REQUIRED ACTION:
Please copy each line below that contains the string "disabled".

GIVEN RECORDS:
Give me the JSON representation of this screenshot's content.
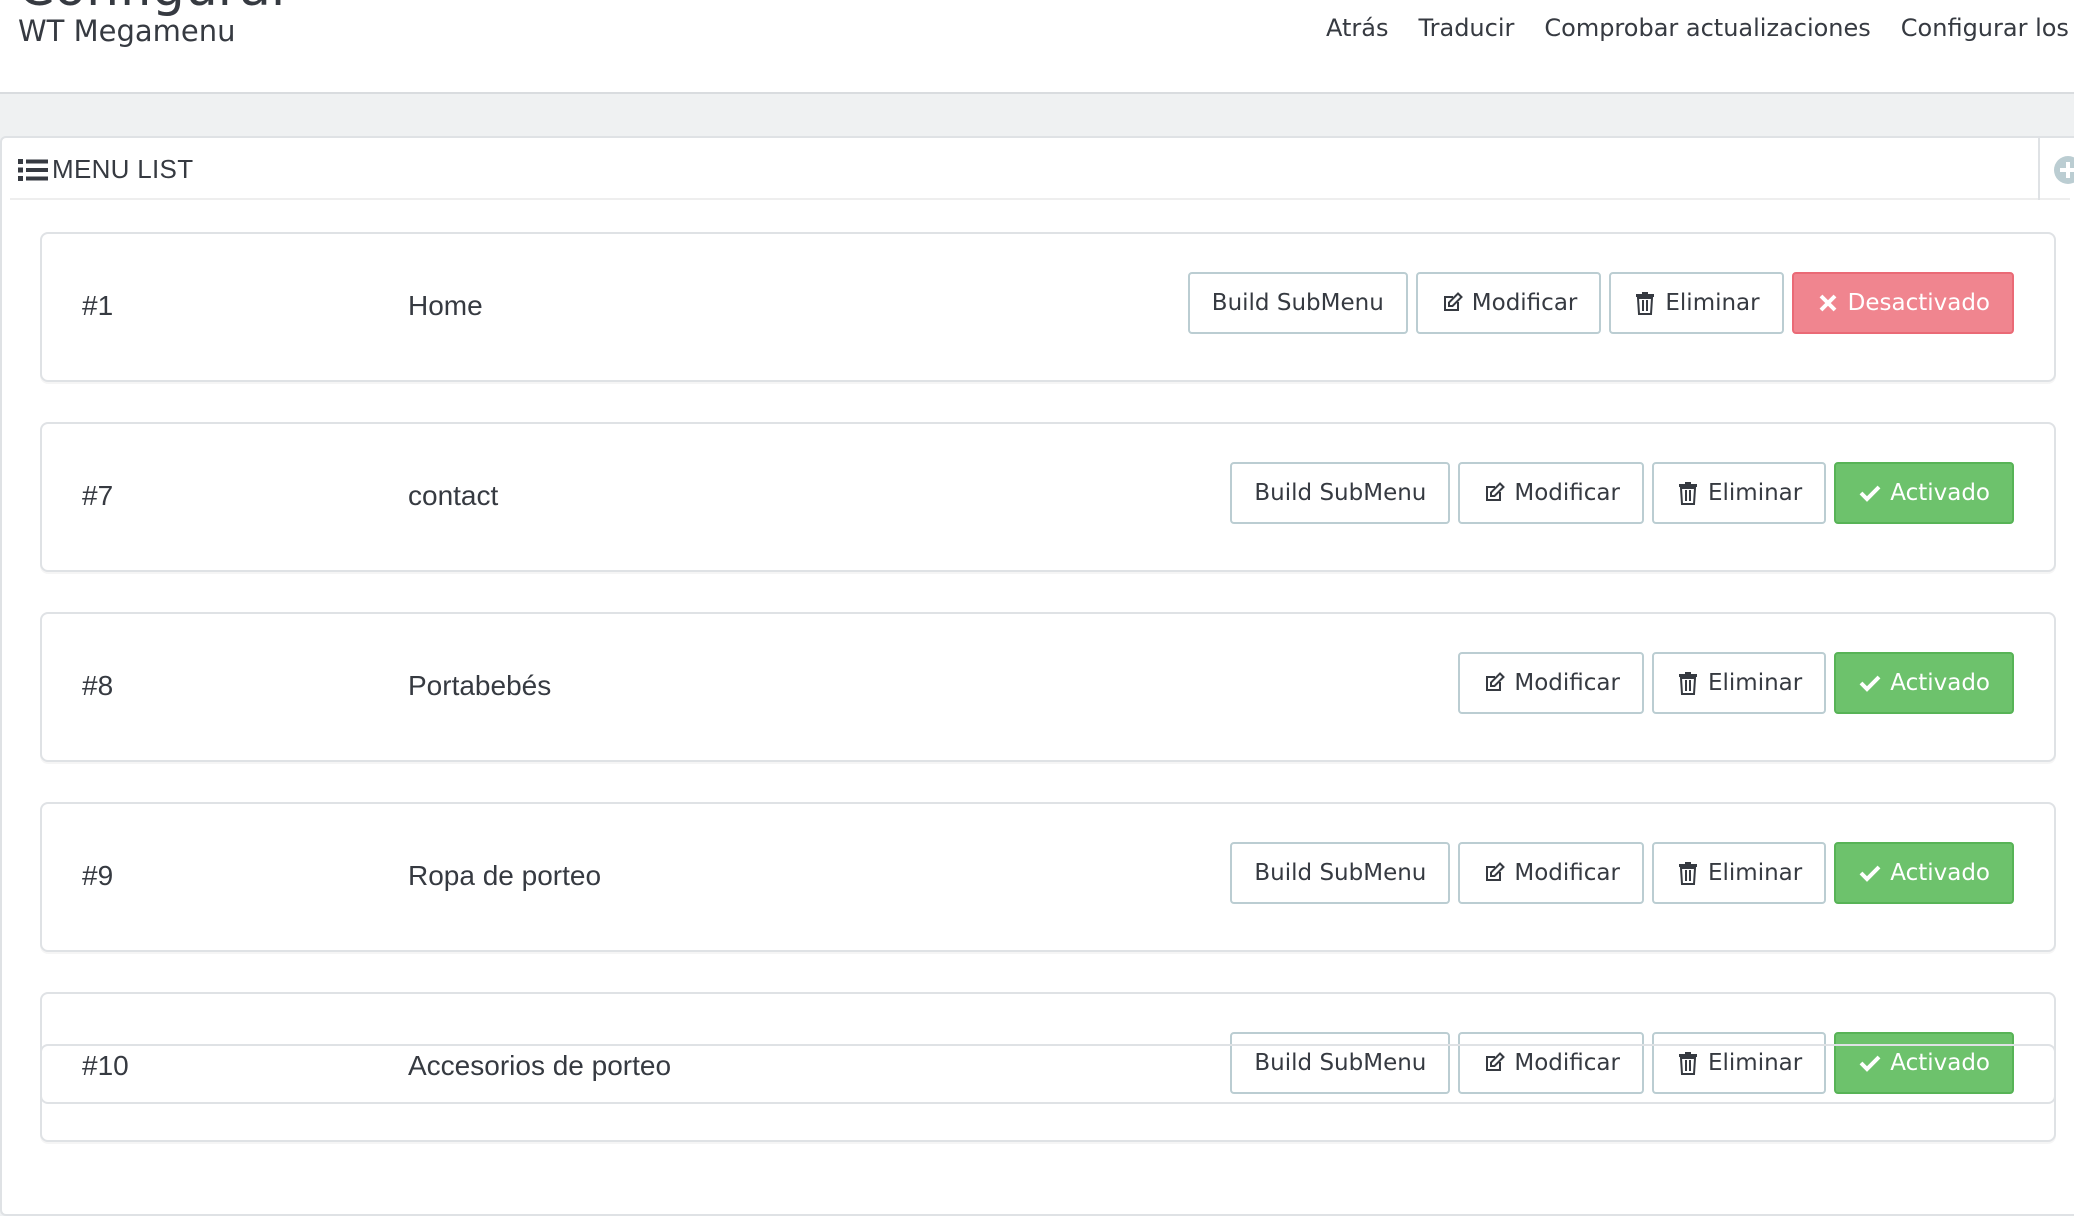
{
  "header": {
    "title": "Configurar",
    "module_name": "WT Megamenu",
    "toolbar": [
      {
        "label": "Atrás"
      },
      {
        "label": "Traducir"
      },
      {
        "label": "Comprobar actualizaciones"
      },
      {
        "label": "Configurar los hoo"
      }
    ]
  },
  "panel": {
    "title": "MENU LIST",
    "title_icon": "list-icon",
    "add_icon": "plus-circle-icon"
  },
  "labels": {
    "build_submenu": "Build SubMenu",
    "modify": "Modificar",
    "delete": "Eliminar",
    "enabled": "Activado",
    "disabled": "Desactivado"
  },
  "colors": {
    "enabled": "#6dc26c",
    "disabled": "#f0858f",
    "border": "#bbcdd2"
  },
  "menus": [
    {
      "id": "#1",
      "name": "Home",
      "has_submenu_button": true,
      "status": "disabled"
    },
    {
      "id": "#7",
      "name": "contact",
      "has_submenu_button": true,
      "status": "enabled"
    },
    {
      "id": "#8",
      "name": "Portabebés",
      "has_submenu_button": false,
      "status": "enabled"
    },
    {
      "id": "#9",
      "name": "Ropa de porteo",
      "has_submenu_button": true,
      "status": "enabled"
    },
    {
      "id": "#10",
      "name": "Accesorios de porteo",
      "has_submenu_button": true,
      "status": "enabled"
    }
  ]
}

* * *

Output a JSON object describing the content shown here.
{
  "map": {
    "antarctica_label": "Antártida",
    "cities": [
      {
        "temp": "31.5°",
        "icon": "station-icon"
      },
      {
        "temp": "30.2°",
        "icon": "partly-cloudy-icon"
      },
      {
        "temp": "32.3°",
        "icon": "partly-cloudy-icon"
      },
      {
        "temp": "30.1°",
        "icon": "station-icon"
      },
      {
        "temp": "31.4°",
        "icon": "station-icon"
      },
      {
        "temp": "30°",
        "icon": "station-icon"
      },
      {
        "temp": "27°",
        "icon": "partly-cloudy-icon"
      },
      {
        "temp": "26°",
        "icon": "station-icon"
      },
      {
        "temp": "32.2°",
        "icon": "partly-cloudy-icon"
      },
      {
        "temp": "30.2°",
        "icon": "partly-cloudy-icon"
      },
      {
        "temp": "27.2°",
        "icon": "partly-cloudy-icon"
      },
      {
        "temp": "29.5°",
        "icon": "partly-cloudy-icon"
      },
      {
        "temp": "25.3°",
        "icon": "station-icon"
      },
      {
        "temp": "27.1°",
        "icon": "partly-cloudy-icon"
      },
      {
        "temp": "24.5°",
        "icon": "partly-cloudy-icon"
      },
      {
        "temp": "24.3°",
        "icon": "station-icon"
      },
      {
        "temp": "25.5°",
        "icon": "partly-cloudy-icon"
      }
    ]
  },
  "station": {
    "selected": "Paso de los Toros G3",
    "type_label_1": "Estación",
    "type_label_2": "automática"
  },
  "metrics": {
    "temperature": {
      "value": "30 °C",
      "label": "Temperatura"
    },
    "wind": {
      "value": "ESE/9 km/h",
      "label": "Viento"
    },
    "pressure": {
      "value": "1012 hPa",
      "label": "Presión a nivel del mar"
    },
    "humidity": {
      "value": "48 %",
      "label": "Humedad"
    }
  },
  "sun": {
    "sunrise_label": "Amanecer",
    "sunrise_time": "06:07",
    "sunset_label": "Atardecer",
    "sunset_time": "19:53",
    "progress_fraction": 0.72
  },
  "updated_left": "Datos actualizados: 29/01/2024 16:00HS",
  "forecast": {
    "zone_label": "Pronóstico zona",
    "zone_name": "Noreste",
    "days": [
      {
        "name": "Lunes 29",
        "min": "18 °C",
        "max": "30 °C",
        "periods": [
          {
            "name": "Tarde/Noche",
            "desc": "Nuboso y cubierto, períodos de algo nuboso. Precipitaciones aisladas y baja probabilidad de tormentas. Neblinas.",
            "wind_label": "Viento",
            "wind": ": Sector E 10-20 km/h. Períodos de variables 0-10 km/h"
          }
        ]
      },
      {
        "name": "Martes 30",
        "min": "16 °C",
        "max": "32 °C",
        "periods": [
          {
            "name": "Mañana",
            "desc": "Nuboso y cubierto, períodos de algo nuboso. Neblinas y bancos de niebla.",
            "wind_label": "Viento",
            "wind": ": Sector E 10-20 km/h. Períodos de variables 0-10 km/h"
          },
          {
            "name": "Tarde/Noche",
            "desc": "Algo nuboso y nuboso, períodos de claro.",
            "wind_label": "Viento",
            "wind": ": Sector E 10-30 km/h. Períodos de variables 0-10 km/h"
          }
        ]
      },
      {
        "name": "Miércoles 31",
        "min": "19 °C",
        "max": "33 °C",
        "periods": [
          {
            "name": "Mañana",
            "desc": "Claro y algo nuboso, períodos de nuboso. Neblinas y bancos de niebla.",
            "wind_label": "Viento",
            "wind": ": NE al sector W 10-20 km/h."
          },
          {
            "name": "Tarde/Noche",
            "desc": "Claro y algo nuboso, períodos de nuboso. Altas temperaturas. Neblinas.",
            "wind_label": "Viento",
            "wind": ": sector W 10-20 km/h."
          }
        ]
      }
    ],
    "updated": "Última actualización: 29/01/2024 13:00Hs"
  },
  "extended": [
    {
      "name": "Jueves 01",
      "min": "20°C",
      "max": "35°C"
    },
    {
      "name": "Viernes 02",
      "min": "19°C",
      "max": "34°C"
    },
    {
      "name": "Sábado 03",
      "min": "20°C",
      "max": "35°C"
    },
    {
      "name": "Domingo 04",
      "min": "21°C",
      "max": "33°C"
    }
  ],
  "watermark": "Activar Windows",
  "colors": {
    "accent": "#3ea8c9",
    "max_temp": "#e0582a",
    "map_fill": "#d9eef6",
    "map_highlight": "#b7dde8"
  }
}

ANSWER FOR THE TASK:
    "disabled": "Desactivado"
    "disabled": "#f0858f",
      "status": "disabled"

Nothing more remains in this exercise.